### Task item
Nothing but an exact copy of the listing should appear in the response.

### Exercise inputs

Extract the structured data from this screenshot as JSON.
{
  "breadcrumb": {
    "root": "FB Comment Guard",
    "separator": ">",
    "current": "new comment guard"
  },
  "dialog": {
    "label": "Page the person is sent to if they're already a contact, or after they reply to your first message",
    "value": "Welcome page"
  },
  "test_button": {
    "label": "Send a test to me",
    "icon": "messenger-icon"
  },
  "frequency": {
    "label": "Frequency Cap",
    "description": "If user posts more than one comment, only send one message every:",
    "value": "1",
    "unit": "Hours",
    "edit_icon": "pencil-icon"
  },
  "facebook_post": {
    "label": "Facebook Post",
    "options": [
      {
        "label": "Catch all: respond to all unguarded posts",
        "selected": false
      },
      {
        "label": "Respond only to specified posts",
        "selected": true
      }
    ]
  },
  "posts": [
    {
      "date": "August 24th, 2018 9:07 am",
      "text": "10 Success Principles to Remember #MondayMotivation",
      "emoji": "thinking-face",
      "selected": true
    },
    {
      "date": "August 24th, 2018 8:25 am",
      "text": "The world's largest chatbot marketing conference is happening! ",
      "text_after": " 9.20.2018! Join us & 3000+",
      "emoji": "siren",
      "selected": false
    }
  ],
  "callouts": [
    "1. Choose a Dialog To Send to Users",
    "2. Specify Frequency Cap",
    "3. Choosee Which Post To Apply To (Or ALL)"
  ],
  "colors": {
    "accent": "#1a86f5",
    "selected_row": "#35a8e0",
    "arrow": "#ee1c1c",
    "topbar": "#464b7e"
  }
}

### Output
Extract the structured data from this screenshot as JSON.
{
  "breadcrumb": {
    "root": "FB Comment Guard",
    "separator": ">",
    "current": "new comment guard"
  },
  "dialog": {
    "label": "Page the person is sent to if they're already a contact, or after they reply to your first message",
    "value": "Welcome page"
  },
  "test_button": {
    "label": "Send a test to me",
    "icon": "messenger-icon"
  },
  "frequency": {
    "label": "Frequency Cap",
    "description": "If user posts more than one comment, only send one message every:",
    "value": "1",
    "unit": "Hours",
    "edit_icon": "pencil-icon"
  },
  "facebook_post": {
    "label": "Facebook Post",
    "options": [
      {
        "label": "Catch all: respond to all unguarded posts",
        "selected": false
      },
      {
        "label": "Respond only to specified posts",
        "selected": true
      }
    ]
  },
  "posts": [
    {
      "date": "August 24th, 2018 9:07 am",
      "text": "10 Success Principles to Remember #MondayMotivation",
      "emoji": "thinking-face",
      "selected": true
    },
    {
      "date": "August 24th, 2018 8:25 am",
      "text": "The world's largest chatbot marketing conference is happening! ",
      "text_after": " 9.20.2018! Join us & 3000+",
      "emoji": "siren",
      "selected": false
    }
  ],
  "callouts": [
    "1. Choose a Dialog To Send to Users",
    "2. Specify Frequency Cap",
    "3. Choosee Which Post To Apply To (Or ALL)"
  ],
  "colors": {
    "accent": "#1a86f5",
    "selected_row": "#35a8e0",
    "arrow": "#ee1c1c",
    "topbar": "#464b7e"
  }
}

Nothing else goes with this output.